>>>>

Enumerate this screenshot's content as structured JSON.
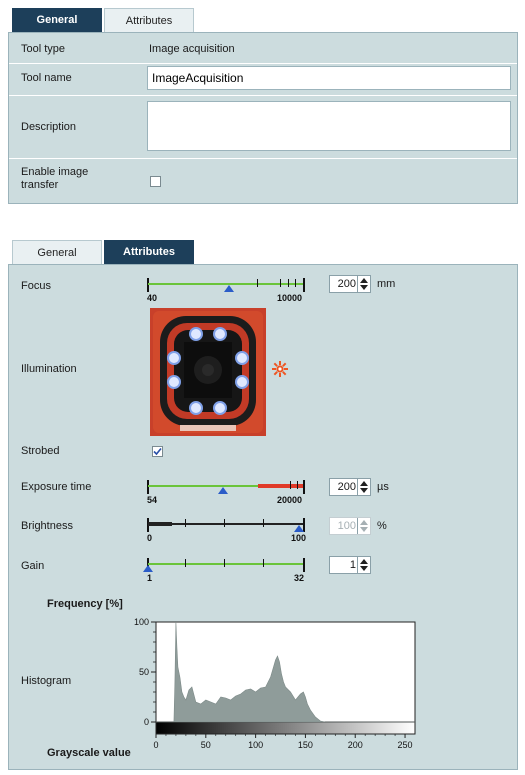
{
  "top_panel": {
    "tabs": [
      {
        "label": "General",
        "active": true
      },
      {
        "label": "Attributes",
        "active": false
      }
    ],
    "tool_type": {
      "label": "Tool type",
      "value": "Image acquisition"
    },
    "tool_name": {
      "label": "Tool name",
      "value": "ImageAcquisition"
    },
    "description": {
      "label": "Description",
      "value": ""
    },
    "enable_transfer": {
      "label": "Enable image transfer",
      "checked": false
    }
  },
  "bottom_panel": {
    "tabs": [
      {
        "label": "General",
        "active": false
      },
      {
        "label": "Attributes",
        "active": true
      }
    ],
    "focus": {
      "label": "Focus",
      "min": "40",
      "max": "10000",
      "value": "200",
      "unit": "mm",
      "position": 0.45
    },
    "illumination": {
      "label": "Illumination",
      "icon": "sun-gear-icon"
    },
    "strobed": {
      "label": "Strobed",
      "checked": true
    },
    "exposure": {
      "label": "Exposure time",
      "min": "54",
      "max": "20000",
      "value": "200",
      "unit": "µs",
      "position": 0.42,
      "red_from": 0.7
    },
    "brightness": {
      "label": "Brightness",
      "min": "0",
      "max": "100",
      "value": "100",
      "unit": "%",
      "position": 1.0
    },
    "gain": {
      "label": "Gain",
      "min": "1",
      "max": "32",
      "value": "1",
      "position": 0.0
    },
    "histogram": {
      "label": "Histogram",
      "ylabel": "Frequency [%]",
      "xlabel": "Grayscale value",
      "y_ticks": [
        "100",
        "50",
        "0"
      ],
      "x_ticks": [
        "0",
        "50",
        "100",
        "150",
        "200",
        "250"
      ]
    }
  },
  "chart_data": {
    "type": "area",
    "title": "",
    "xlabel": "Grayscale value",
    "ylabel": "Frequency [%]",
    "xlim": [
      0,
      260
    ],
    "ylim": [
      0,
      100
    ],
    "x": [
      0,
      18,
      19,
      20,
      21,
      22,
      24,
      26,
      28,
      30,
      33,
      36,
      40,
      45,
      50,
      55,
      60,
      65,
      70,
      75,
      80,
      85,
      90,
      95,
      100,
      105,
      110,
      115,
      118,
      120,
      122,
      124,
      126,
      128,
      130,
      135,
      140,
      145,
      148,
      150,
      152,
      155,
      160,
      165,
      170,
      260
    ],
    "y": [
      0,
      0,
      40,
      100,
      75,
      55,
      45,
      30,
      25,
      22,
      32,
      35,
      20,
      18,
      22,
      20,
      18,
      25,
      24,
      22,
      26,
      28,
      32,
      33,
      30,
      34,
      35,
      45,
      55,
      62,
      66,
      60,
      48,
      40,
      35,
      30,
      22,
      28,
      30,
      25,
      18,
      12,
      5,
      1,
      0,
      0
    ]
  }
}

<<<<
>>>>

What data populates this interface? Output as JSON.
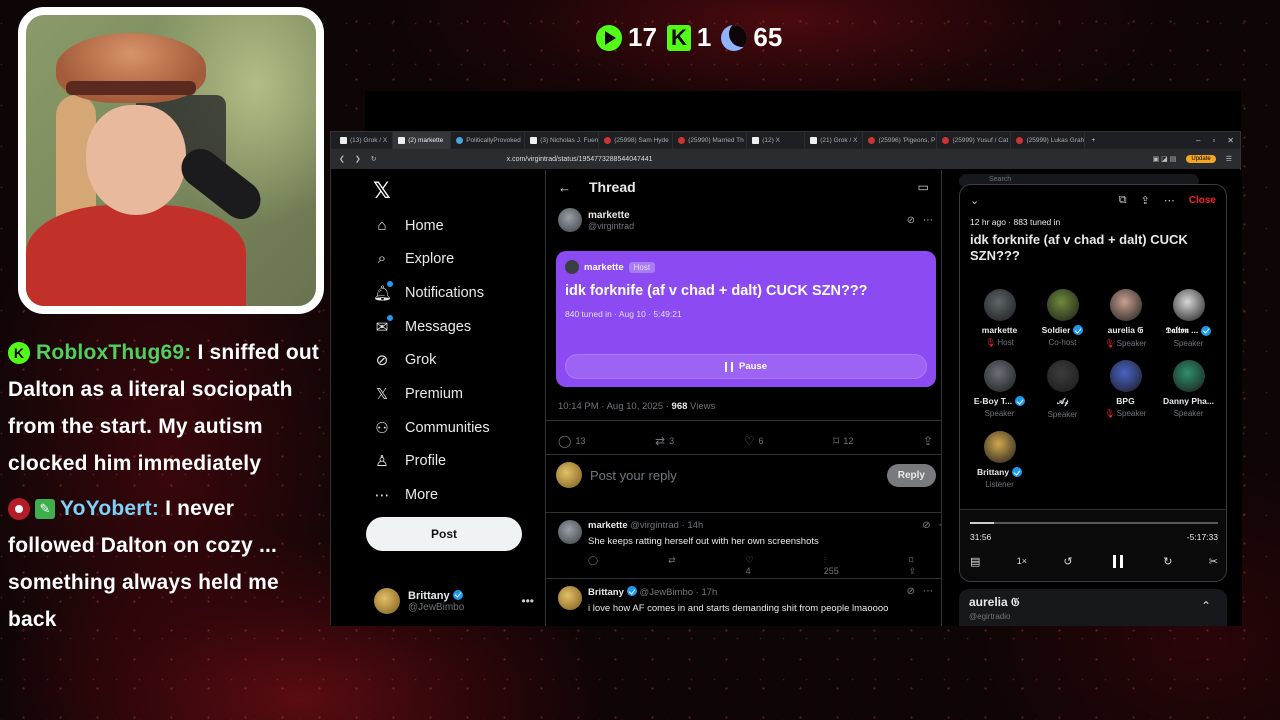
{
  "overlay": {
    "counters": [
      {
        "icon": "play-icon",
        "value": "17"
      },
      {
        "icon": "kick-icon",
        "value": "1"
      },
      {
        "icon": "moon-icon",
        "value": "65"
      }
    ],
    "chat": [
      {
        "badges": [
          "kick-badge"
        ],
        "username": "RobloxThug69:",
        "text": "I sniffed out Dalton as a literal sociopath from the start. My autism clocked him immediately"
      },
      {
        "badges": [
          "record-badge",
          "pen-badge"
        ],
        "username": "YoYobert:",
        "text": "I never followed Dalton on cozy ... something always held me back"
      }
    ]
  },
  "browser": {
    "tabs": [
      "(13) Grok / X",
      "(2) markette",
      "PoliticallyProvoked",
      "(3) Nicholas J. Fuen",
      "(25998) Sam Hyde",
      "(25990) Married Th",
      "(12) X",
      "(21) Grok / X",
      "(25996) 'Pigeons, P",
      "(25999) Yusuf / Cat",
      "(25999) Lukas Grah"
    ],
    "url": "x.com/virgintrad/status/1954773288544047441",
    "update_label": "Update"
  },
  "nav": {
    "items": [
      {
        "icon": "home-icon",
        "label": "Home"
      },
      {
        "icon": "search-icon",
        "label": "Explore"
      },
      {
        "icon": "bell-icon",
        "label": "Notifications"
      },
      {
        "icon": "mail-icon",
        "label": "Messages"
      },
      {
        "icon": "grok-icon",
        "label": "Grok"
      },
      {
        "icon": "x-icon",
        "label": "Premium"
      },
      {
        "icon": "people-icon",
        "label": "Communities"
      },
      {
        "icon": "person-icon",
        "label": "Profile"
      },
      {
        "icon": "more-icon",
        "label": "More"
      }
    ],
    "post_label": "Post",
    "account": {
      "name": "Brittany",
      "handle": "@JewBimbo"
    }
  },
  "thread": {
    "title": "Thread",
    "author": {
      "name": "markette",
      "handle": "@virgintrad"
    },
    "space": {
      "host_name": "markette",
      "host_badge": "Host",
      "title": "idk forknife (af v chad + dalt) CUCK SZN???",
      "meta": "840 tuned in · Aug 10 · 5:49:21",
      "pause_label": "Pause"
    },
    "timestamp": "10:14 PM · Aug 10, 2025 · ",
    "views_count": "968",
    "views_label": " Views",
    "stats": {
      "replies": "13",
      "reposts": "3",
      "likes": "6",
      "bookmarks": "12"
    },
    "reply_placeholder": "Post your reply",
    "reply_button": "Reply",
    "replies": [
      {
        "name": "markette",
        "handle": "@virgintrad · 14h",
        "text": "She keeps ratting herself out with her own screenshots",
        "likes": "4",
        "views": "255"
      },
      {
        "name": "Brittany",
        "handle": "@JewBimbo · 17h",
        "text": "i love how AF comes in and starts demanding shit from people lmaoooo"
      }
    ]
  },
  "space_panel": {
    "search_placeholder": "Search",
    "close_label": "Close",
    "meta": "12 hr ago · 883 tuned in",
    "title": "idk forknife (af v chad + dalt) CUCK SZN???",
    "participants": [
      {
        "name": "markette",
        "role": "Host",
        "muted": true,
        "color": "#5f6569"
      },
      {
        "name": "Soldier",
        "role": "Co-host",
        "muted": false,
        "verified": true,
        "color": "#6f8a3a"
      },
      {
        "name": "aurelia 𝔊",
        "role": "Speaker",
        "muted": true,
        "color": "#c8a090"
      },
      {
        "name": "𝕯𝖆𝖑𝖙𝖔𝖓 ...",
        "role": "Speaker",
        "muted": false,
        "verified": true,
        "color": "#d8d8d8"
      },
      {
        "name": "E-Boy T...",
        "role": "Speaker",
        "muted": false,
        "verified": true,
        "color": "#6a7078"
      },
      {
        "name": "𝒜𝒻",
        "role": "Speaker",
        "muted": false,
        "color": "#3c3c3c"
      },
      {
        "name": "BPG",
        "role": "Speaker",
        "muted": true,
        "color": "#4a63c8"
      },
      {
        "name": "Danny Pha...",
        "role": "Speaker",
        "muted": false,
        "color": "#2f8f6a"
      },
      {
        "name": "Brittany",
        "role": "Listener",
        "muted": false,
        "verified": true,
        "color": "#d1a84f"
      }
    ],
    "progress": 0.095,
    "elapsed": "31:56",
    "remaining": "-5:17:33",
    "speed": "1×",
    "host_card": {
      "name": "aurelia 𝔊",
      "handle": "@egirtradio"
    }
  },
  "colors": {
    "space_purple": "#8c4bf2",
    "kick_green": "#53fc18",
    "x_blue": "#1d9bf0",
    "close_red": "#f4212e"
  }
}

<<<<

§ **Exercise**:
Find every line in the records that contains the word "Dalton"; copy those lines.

§ **Written solution**:
        "text": "I sniffed out Dalton as a literal sociopath from the start. My autism clocked him immediately"
        "text": "I never followed Dalton on cozy ... something always held me back"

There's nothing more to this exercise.